Over the weekend, I went to visit family in the high desert of Nevada and had to spend quite a bit of time behind the wheel — there’s simply no other way to get around. As a matter of fact, the main road through the town I was staying in is so dangerous that I decided I had to travel to the restaurant across the street from my hotel in the car — with an eight-year-old in tow, the six lanes of speeding traffic were just too unpredictable to hazard on foot.
Since I don’t usually drive, it was an opportunity to get a little windshield perspective. And as usual, the most disturbing part was how quickly I turned into a stressed-out driver who was focused on getting to where I needed to go, fast. It was the nasty transformation that Tom Vanderbilt writes about so well in Traffic.
The last hour or so in the car was particularly unpleasant, as we were trying to make a plane and hadn’t left ourselves enough time to drive across the sprawl of Las Vegas. I reminded myself over and over again as we drove down the huge arterials of that city that no flight was worth speeding for. The inconvenience of missing our connection was obviously not worth risking a crash.
But after only two days of car dependence, I was struggling to keep control of my emotions, and of my foot on the gas pedal. Spending your work life thinking about how cars change your psychology doesn’t inoculate you against the effects.
It does help, though. I drove the speed limit and refrained from making an illegal U-turn that would have been convenient precisely because I have been conditioned by my life as a pedestrian and biker, and by the education I’ve gotten writing for this blog, to understand the potential consequences of rash driving.
This morning on the Streetsblog Network, there’s a post from one of our newer network members about what can too easily happen when people haven’t experienced anything else but windshield perspective. Adventures of a Car-Less Valley Girl in Los Angeles writes:
What tends to anger me as much as frighten me is when I see indicating factors that a car accident has ended on the sidewalk, not on the road — already horrible in itself. I recently saw one of those new bus benches — thick, ridiculously heavy beige plastic — smashed to pieces, bent, and broken. The middle seat in particular was nowhere to be found.…
Cars are machines. They can be efficient modes of transportation, or they can be weapons. I have a feeling that if more people really and truly realized the power source behind the operating mechanisms (read: the general you) we would see a sizable percentage decrease in what are considered relatively avoidable "accidents". Let’s just face it head on: such accidents aren’t as much a result of oversight or being in the wrong place at the wrong time as much as they are a result of having been a f#$!%ing jerk. The sooner it is dealt with, the sooner they can be avoided.
By the way — we made our flight, and I managed not to drive like a f#$!%ing jerk. But it was a little bit scary to feel how easily I could become one.
More from around the network: Transit Miami on how the Rickenbacker Causeway is still a cyclist’s nightmare, three months after the tragic death of Christopher LeCanne.

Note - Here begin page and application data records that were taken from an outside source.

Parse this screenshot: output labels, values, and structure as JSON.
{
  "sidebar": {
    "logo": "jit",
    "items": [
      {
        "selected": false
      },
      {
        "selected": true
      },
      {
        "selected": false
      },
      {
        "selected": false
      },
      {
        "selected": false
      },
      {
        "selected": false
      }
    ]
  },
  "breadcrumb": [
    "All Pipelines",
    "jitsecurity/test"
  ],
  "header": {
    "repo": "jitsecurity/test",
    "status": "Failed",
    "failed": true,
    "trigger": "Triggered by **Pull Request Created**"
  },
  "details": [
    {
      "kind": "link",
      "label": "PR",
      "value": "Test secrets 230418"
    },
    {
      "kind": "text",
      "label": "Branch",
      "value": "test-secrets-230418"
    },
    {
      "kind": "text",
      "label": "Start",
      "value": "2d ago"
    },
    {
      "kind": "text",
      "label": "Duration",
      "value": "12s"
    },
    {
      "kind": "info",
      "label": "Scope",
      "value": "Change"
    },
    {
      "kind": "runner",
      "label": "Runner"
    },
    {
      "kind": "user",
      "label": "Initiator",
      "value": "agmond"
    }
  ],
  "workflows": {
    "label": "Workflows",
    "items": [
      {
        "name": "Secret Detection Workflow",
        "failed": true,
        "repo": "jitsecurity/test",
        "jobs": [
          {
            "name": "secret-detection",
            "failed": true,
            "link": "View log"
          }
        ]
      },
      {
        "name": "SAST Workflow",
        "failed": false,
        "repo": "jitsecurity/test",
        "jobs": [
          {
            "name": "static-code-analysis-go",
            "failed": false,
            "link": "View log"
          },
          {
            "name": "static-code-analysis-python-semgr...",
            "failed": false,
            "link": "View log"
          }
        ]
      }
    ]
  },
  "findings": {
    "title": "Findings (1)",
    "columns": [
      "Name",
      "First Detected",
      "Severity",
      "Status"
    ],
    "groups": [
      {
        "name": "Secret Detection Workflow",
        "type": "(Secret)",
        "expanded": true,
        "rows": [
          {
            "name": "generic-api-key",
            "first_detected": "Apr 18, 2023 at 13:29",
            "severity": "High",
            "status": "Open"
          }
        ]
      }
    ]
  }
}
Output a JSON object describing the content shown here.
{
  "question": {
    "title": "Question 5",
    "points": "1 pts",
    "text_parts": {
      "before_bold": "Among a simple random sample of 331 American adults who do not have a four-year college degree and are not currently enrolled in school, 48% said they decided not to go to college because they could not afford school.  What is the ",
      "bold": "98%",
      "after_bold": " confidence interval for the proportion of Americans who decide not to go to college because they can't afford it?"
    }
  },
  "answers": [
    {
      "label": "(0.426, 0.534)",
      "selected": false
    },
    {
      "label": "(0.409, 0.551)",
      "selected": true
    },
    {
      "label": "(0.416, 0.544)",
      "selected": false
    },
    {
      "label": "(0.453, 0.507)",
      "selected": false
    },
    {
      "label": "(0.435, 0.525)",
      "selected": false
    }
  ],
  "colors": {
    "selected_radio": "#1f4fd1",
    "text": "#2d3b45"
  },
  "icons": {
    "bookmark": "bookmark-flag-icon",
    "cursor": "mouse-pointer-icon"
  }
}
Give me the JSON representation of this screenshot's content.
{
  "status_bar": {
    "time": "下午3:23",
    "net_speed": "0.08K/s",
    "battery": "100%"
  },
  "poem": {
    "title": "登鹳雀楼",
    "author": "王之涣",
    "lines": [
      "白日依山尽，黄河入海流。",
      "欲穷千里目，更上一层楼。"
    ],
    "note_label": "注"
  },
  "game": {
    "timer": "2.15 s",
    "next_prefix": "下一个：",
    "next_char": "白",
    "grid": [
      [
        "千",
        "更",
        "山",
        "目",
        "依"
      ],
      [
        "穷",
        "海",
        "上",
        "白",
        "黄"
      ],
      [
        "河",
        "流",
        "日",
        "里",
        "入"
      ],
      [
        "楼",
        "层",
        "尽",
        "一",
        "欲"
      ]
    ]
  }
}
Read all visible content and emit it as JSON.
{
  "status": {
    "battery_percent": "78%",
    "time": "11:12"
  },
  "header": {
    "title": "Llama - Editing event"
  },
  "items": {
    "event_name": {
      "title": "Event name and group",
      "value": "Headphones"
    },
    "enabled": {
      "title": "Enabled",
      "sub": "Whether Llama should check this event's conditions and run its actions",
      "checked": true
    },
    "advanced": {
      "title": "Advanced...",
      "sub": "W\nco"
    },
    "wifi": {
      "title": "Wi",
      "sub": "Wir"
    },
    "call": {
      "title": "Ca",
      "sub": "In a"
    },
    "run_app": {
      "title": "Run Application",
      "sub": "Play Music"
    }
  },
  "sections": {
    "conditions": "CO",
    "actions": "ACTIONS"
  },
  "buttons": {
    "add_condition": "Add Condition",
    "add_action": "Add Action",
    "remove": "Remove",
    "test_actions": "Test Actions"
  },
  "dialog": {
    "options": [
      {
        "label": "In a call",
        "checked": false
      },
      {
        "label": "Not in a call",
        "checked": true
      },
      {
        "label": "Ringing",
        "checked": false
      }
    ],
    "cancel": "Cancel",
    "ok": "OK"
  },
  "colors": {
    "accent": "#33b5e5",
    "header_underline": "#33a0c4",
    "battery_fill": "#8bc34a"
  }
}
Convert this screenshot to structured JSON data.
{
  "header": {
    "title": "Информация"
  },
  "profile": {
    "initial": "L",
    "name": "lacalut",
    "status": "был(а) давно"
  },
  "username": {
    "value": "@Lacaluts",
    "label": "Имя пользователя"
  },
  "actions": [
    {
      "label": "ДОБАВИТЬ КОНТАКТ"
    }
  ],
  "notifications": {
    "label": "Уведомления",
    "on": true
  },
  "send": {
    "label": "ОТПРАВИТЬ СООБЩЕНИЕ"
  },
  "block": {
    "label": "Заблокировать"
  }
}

Free Public Transit reports on a successful free transit program for seniors in Australia. And Walkable Dallas-Fort Worth writes about graffitti as a livability indicator.